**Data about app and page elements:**

BEGIN

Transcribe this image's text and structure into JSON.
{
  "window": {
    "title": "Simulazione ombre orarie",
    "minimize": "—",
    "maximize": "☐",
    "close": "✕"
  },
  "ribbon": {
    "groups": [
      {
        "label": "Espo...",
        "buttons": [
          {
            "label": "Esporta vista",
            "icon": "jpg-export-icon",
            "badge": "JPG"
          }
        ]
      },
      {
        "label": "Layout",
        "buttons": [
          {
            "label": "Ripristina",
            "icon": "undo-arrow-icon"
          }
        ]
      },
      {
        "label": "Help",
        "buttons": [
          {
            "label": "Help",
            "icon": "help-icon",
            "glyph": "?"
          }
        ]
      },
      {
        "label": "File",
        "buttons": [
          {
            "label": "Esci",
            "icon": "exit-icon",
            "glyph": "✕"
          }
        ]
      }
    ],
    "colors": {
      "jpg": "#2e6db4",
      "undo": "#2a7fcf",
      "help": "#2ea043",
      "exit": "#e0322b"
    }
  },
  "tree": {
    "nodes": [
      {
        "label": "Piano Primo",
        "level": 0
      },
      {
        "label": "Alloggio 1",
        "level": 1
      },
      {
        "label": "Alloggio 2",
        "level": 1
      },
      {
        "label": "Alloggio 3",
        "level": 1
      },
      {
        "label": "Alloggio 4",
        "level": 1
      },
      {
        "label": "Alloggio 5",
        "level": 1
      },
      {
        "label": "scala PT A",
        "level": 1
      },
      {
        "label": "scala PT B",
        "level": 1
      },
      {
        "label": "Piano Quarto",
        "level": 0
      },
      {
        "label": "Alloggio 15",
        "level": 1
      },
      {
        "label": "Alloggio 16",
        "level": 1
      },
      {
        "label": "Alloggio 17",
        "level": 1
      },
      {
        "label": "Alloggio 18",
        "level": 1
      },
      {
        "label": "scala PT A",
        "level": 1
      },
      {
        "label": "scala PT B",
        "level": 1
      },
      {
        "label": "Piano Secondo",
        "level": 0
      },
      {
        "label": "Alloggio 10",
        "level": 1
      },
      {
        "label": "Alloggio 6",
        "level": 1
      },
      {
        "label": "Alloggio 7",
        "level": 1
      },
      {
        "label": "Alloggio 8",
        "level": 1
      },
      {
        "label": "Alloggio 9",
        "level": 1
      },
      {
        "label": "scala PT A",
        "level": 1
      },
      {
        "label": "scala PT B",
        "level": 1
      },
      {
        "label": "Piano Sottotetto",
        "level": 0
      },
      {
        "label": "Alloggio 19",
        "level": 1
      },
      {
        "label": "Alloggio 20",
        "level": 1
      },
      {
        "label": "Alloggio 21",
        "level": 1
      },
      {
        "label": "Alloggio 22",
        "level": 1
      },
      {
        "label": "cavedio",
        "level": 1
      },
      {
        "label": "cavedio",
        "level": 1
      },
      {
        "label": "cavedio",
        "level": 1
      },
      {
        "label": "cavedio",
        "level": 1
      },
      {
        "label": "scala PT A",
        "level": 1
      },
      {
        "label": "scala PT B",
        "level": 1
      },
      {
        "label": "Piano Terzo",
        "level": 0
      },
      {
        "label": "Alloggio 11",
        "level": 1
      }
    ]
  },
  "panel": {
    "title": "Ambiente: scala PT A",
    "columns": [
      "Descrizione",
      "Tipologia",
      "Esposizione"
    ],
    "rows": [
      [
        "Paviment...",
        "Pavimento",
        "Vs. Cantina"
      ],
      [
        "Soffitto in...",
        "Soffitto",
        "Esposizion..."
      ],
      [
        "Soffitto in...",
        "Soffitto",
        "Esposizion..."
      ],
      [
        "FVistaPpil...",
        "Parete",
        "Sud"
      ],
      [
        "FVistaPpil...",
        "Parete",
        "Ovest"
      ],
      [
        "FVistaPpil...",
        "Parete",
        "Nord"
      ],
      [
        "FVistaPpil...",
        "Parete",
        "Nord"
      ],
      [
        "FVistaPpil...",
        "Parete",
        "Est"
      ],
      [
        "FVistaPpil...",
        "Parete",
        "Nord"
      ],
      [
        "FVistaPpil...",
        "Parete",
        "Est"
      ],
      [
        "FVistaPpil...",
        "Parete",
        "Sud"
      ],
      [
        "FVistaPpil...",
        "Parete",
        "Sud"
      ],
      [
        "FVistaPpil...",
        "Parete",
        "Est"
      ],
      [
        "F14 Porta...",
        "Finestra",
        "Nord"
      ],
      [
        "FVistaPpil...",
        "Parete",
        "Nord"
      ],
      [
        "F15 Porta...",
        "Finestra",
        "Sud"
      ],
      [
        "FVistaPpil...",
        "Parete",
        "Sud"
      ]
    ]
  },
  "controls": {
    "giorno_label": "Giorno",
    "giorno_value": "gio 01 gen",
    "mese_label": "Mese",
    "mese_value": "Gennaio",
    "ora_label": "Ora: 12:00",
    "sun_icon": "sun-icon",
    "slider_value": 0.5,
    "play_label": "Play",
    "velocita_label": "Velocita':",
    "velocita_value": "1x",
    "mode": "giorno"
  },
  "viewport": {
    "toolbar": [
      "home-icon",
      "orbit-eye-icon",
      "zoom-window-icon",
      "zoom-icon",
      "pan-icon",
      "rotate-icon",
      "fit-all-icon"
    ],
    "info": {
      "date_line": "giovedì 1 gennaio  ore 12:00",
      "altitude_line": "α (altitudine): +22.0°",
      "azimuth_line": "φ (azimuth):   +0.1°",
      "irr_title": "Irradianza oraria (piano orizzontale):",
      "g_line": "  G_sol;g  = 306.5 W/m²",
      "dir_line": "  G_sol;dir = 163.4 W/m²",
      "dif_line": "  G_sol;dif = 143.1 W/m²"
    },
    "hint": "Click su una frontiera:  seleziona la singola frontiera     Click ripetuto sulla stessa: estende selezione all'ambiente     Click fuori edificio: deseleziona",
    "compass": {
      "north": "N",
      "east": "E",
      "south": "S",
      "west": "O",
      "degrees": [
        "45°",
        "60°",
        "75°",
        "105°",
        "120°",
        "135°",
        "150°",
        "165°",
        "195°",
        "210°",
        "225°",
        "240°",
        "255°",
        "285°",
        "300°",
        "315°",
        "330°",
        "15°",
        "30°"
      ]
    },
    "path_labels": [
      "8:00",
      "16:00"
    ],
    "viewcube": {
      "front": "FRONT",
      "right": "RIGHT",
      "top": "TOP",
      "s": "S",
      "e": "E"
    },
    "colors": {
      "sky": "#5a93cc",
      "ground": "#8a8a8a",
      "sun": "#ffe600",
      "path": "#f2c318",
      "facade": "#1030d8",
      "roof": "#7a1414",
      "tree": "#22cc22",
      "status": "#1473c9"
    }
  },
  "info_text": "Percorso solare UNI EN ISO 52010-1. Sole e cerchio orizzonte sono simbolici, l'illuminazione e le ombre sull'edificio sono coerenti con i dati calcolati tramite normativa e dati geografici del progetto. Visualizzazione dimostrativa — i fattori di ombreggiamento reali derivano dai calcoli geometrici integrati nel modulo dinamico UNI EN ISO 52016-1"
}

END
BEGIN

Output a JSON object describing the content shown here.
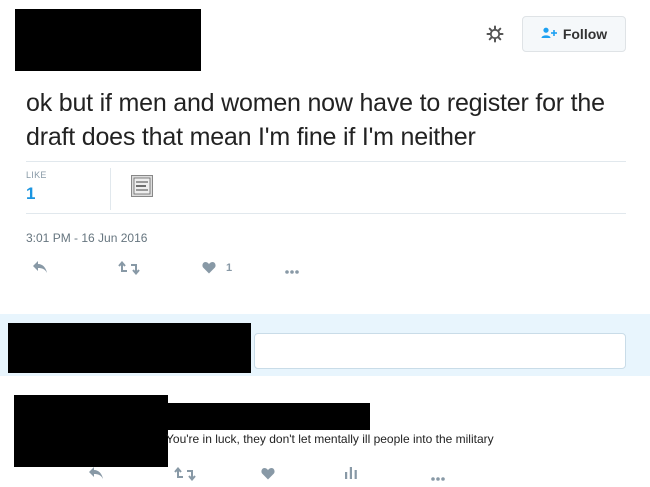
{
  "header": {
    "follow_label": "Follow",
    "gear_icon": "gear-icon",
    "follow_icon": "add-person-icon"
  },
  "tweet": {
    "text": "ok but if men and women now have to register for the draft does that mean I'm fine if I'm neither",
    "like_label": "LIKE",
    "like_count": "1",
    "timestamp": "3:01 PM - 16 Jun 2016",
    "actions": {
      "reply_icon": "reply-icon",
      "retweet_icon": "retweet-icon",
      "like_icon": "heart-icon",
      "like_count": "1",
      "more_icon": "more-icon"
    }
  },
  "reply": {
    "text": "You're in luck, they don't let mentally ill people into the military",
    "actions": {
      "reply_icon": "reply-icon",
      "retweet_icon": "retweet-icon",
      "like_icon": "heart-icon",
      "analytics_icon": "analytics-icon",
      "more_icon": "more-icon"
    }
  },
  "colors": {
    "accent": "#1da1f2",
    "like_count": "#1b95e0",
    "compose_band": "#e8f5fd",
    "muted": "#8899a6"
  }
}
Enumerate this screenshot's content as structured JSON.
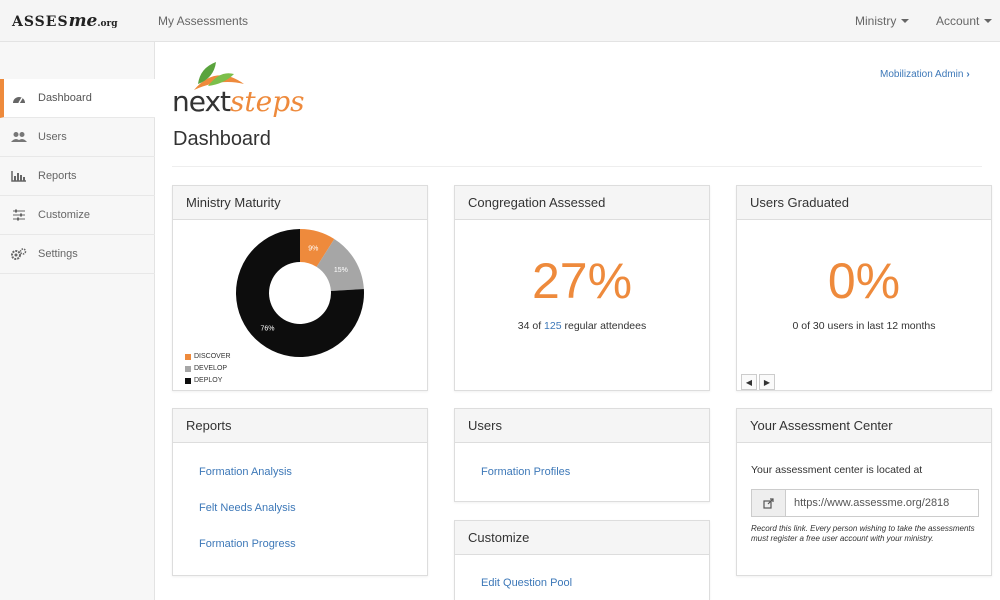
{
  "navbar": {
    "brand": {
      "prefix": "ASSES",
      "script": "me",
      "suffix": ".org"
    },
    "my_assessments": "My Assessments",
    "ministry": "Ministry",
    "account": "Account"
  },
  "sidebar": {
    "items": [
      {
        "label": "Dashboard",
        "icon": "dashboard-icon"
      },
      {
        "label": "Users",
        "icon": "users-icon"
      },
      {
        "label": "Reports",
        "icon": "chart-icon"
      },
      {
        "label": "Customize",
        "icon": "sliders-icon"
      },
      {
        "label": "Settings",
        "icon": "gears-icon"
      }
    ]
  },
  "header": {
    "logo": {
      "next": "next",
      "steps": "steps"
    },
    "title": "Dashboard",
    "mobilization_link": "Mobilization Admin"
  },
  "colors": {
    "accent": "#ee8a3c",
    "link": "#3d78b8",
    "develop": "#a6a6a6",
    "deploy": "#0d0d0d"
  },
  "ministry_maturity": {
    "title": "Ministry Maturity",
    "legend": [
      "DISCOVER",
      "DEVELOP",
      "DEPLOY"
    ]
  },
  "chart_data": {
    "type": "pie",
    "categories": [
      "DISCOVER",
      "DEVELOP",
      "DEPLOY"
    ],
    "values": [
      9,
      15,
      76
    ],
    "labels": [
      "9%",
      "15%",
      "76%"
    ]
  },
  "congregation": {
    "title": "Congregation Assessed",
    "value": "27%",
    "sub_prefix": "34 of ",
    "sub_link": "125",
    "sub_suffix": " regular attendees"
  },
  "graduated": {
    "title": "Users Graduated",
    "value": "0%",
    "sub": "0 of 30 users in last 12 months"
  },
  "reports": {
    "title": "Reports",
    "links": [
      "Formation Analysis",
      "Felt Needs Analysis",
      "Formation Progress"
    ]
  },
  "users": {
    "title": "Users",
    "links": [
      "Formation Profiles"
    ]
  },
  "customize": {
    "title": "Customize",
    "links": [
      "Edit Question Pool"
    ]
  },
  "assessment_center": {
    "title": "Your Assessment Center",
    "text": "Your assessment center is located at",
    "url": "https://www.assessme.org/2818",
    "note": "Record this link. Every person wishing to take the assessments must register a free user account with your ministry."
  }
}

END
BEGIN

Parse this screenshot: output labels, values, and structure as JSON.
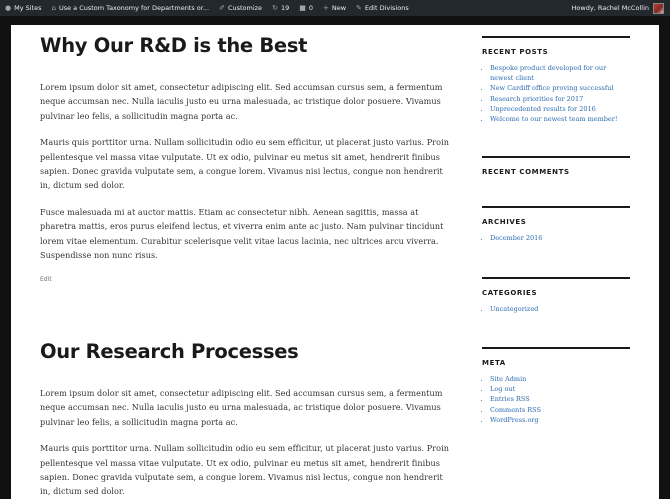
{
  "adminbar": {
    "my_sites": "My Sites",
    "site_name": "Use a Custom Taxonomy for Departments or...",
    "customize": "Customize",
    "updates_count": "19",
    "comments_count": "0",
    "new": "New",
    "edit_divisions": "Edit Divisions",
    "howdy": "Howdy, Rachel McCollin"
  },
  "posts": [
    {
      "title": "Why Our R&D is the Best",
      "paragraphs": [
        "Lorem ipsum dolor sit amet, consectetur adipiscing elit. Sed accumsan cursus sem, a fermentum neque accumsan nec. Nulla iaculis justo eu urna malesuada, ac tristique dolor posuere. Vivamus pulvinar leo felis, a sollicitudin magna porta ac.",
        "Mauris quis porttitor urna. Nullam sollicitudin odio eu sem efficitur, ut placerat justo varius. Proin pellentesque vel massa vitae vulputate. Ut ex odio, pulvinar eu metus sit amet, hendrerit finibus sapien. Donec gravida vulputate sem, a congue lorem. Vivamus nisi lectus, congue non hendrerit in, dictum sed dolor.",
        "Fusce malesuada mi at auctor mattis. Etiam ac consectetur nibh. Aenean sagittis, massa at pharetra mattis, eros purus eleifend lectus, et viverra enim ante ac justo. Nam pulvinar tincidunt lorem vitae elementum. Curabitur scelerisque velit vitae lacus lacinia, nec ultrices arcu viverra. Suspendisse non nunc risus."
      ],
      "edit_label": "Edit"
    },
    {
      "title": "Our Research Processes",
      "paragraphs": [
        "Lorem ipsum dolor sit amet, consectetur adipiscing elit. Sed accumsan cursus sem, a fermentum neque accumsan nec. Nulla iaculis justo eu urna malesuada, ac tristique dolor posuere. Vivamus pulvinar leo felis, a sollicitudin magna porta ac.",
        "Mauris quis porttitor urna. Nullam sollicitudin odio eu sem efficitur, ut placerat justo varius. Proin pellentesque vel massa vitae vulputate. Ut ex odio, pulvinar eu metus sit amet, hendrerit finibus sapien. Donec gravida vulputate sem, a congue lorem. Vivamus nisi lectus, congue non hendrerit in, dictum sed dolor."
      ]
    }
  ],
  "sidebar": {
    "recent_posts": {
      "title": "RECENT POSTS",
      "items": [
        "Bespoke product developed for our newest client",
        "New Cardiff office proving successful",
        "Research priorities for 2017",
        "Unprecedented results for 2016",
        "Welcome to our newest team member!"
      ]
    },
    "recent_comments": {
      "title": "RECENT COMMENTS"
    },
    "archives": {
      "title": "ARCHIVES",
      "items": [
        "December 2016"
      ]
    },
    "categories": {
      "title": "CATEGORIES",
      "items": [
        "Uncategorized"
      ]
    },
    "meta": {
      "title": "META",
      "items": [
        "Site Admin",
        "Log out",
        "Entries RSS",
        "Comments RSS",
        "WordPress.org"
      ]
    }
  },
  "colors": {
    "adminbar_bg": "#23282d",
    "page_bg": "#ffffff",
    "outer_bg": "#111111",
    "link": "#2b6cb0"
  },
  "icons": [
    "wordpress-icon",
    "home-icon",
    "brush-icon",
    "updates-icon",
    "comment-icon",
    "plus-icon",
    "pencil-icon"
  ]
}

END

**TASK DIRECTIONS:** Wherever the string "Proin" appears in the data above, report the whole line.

**RESPONSE TO THE TASK:**
        "Mauris quis porttitor urna. Nullam sollicitudin odio eu sem efficitur, ut placerat justo varius. Proin pellentesque vel massa vitae vulputate. Ut ex odio, pulvinar eu metus sit amet, hendrerit finibus sapien. Donec gravida vulputate sem, a congue lorem. Vivamus nisi lectus, congue non hendrerit in, dictum sed dolor.",
        "Mauris quis porttitor urna. Nullam sollicitudin odio eu sem efficitur, ut placerat justo varius. Proin pellentesque vel massa vitae vulputate. Ut ex odio, pulvinar eu metus sit amet, hendrerit finibus sapien. Donec gravida vulputate sem, a congue lorem. Vivamus nisi lectus, congue non hendrerit in, dictum sed dolor."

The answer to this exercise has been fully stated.